Flagstaff braces for possibility of more flooding in areas burned by Museum Fire

The City of Flagstaff is getting ready for another rough monsoon, with crews delivering supplies to neighborhoods below the Museum Fire burn scar that were flooded in Summer 2021.

During 2021's summer season, flooding turned streets into raging rivers, and filled homes with water and mud. One video also shows a car that floated downstream.

"We survived last time, thank goodness, but I don’t know if it’s going to get worse or better," said Jeret Richards, who lives in the area.

Starting on May 13, the city is dropping off pallets full of sand bags to the neighborhood hit hard by flooding. This is a change from the past, where residents would fill the sand bags themselves.

The sandbags and trash bins that not dot neighborhoods in the flood zone give Northeast Flagstaff a look that some are not accustomed to.

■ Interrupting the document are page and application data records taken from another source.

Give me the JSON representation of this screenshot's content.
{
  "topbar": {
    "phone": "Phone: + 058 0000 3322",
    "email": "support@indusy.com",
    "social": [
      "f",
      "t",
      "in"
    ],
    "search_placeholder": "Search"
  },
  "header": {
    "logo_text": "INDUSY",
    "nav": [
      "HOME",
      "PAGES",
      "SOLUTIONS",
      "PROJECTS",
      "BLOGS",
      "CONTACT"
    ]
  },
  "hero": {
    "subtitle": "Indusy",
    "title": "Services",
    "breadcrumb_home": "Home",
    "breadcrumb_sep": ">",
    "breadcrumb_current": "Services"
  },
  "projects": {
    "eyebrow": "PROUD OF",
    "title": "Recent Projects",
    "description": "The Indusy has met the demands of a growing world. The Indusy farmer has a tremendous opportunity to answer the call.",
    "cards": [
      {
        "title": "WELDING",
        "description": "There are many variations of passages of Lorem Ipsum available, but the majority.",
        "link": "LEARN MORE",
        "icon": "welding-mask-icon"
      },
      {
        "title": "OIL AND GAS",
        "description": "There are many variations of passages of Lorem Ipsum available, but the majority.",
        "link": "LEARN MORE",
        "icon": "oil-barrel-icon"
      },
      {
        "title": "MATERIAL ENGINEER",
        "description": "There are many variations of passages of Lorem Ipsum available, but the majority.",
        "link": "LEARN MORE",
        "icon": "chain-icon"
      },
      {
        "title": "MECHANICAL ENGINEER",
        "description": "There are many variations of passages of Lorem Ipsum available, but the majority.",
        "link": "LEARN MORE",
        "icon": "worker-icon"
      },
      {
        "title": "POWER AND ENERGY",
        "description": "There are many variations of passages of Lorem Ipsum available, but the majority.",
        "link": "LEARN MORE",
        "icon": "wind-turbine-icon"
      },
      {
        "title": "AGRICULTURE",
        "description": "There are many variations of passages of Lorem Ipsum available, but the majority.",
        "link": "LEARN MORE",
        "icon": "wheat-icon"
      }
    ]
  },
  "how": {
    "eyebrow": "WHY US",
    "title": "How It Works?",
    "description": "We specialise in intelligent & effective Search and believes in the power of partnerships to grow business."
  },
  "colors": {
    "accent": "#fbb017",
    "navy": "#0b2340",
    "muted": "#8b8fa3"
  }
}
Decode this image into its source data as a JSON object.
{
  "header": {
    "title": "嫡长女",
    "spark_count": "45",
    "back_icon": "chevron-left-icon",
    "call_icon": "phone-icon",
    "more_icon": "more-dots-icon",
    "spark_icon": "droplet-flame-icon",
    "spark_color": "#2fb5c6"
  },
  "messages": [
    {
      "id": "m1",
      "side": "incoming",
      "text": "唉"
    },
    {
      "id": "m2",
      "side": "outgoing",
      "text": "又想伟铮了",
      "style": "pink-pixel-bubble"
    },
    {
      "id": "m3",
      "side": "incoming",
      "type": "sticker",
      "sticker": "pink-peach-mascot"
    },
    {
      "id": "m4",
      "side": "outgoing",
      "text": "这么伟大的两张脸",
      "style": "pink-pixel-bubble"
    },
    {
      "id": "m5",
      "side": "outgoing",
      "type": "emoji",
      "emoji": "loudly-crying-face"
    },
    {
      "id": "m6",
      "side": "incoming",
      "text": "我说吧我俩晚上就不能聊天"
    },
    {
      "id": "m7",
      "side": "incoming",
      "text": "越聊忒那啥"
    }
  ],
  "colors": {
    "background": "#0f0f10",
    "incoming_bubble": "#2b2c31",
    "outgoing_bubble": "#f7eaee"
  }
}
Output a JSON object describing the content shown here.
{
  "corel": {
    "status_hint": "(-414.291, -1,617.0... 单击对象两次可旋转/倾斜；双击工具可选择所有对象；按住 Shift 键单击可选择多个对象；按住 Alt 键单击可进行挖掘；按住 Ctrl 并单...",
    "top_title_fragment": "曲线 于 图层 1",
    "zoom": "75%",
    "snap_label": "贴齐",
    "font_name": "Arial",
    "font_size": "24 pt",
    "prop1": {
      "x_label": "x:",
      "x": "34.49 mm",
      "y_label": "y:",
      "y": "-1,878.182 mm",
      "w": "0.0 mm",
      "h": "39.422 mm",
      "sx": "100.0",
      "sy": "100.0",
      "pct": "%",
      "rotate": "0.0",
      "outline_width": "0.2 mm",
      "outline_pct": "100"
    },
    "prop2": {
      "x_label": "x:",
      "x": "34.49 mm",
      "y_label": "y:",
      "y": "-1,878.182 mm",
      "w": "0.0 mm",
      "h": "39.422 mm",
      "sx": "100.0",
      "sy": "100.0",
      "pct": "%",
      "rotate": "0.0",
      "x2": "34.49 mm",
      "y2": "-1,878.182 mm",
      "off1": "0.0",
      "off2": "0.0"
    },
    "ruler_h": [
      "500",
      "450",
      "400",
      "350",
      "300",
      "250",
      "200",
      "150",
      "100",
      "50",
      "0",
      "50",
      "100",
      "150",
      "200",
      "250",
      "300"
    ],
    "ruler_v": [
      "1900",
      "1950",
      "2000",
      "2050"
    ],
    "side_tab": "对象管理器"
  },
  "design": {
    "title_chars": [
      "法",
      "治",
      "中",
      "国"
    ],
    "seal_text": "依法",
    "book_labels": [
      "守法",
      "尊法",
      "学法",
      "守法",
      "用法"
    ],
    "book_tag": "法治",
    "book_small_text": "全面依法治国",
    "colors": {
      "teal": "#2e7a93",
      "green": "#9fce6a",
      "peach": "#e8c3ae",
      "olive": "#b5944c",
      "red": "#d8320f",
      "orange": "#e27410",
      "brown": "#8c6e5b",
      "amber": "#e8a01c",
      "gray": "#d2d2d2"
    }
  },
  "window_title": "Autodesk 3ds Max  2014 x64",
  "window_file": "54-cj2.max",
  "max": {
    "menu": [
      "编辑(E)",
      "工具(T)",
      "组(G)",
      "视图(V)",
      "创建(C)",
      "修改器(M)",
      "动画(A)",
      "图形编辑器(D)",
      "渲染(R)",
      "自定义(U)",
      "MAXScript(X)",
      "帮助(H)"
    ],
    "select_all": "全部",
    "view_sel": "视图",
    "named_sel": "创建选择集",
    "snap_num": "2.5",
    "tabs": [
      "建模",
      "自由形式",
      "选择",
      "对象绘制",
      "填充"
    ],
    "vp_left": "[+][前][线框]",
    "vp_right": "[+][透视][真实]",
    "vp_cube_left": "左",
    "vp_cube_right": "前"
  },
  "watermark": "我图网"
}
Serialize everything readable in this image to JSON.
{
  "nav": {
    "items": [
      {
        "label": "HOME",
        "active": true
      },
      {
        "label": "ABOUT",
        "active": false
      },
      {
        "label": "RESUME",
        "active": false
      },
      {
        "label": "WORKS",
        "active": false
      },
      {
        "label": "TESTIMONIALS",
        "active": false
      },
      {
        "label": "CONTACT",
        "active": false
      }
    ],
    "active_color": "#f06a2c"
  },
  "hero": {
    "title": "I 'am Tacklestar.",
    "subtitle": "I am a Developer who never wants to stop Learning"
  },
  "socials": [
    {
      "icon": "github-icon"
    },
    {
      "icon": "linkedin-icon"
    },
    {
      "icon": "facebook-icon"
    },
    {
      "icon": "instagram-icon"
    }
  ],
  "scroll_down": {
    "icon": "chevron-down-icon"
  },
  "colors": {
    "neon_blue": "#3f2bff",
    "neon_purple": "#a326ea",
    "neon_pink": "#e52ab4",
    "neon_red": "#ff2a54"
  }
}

"It’s frustrating to come down your street that looks like Beirut," said Paul Teran.

City officials say sandbag deliveries will continue until July.

In addition to sandbags, many hours and dollars have been spent on projects. These projects range from widening roads and washes and building catch basins, to setting up early-warning flood sirens and reshaping parts of the mountain itself.

However, even the brightest engineers can’t know how much the projects might help.

"It is a lot of math, a lot of understanding of the wash in a natural condition, but at the end of the day, it's monsoon storms," said Scott Overton with the City of Flagstaff's Public Works Department.

City leaders say it will take several years for the burn scar to heal, and get things back to the way they were.